ALGONA - On any given section of road in Iowa, chances are that motorcycles make up a small percentage of the vehicles traveling there.
As a visitors approaches the A Brotherhood Aimed Toward Education (ABATE) Freedom Park northeast of Algona, the opposite very quickly becomes the case as some of the thousands gathered there for the 28th annual ABATE of Iowa Inc. Freedom Rally roar toward town or back to their campsite with freshly purchased bags of ice slung over the passenger seat.

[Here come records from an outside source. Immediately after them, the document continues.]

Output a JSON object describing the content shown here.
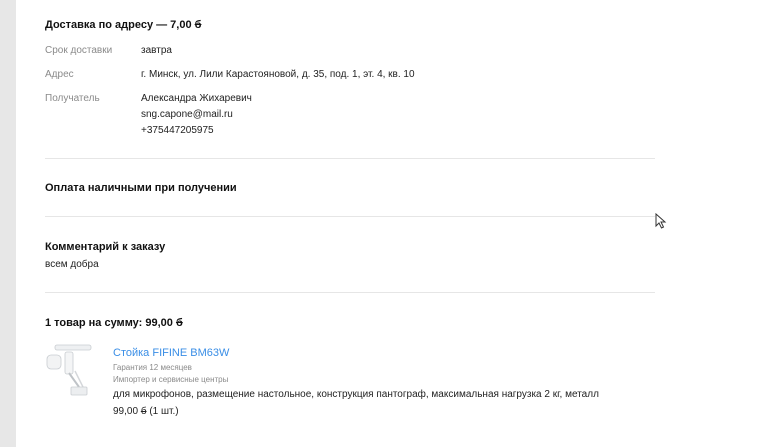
{
  "delivery": {
    "title": "Доставка по адресу — 7,00",
    "currency": "б",
    "rows": [
      {
        "label": "Срок доставки",
        "value": "завтра"
      },
      {
        "label": "Адрес",
        "value": "г. Минск, ул. Лили Карастояновой, д. 35, под. 1, эт. 4, кв. 10"
      },
      {
        "label": "Получатель",
        "lines": [
          "Александра Жихаревич",
          "sng.capone@mail.ru",
          "+375447205975"
        ]
      }
    ]
  },
  "payment": {
    "title": "Оплата наличными при получении"
  },
  "comment": {
    "title": "Комментарий к заказу",
    "text": "всем добра"
  },
  "order": {
    "summary": "1 товар на сумму: 99,00",
    "currency": "б",
    "item": {
      "name": "Стойка FIFINE BM63W",
      "warranty": "Гарантия 12 месяцев",
      "importer": "Импортер и сервисные центры",
      "description": "для микрофонов, размещение настольное, конструкция пантограф, максимальная нагрузка 2 кг, металл",
      "price": "99,00",
      "currency": "б",
      "qty": "(1 шт.)"
    }
  },
  "colors": {
    "link": "#3a8ee6",
    "muted": "#8a8a8a",
    "divider": "#e6e6e6",
    "rail": "#e7e7e7"
  }
}
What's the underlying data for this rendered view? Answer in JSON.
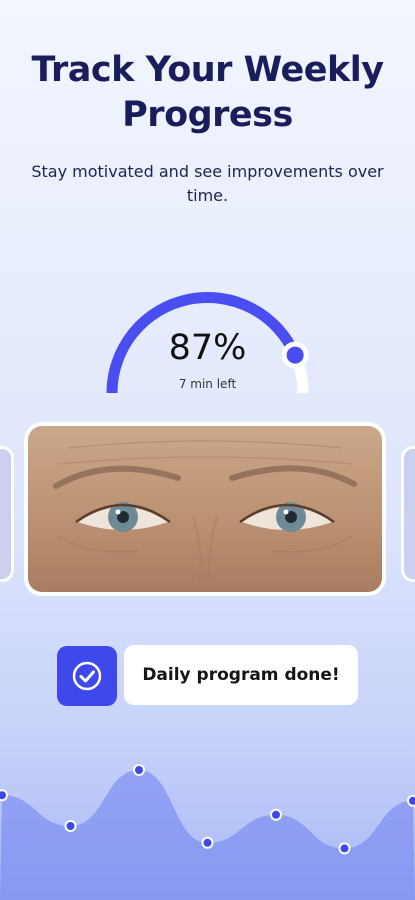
{
  "header": {
    "title_line1": "Track Your Weekly",
    "title_line2": "Progress",
    "subtitle": "Stay motivated and see improvements over time."
  },
  "progress": {
    "value": 0.87,
    "percent_label": "87%",
    "time_left": "7 min left",
    "color_active": "#4a4ef0",
    "color_track": "#ffffff"
  },
  "photo": {
    "icon": "eyes-closeup-photo"
  },
  "status": {
    "label": "Daily program done!",
    "icon": "check-circle-icon",
    "accent": "#3f48ea"
  },
  "chart_data": {
    "type": "area",
    "values": [
      62,
      40,
      80,
      28,
      48,
      24,
      58
    ]
  }
}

Denny Plohocky, of Grantsberg, Wis., owns an insurance and marketing business. He was sitting under the shade of a canopy Saturday keeping up with work on his laptop. A power adaptor runs it off the battery in his Harley-Davidson motorcycle.
-Messenger photo by Hans Madsen
Denny Plohocky, of Grantsberg, Wis., keeps up with his insurance/marketing business Saturday morning while relaxing in the shade at the 2012 ABATE of Iowa Inc. Freedom Rally, north of Algona. It was also his fifth wedding anniversary.
"I can also charge everybody's cell phone," he said.
He insists the computer is just for work.
"I don't mess with email during vacation," he said.
Plohocky said he's been riding bikes since he was 13.
Saturday was also his wedding anniversary. Fortunately, his bride, Dawn, also loves bikes.
The pair have been camping in the same area for many years and have met and cultivated a group of friends there.
The annual event is almost like a reunion.
"We get to meet our biker family," Dawn Plohocky said.
Also from Grantsberg, Jeff Kindus is part of that extended group of friends.
"It's like a little neighborhood here, " he said as he pointed to the tents and bikes nearby.
Enjoying the shade is only one of many things to do at the rally; there is plenty of music, along with food, drink and bike rodeo events to enjoy.
One of those, the paintball drive-by shooting competition, drew plenty of entries - including Dave Keskey, of Cokato, Minn.
He said he didn't practice at home; he just went ahead and did it.
"If you're a good bike rider and a good marksman, you'll hit the target," he said.
His skills in both areas paid off. He hit many targets and didn't spill his bike.
"I hit better than 75 percent," he said. "Then I had two rounds left."
Among the many food, clothing and tattoo vendors at the rally, Steven and Miraka Nunnikhoven, of Mediapolis, stand out as sellers of cast concrete benches, seats, V-twin engines, skulls and even a giant eagle -all with a bike theme.
"We are artisan moldmakers," he said.
While the benches and bike seats serve the practical purpose of being, well, seats. The V-twin engine has a purpose, too. One side holds up business cards, the other will cradle a phone.
"Guys like to put them on their desk," he said.
While they may not offer anything practical except a way to start a conversation, another item they have sells well too.
"The skulls are really popular," he said.
When the pair leave at the end of the rally, a bench they donated to the group will remain behind to serve as place for those walking the grounds to rest.
"It's for a good cause," he said.
Kent Clemons, public relations director for ABATE of Iowa Inc., said that about 5,500 riders attended this year's rally. He was all smiles as he watched one of the bike rodeo events.
"The sun's shining, it's cooler," he said, "You can't beat that."
He also said that proceeds from the event are used to help riders.
"It's our fundraiser to support our rider education program," he said. "While we do get involved politically, education is our No. 1 priority."
That includes efforts to education drivers to watch for bikes and for riders to learn safe techniques.
"If you're not safe," he said. "Then nobody is safe."
For some participants - like Krista Johnson, of Mankato, Minn. - the rally is the highlight of the year.
"As soon as I leave, I start looking forward to next year, " she said.
She has a simple reason.
"It's the freedom," Johnson said.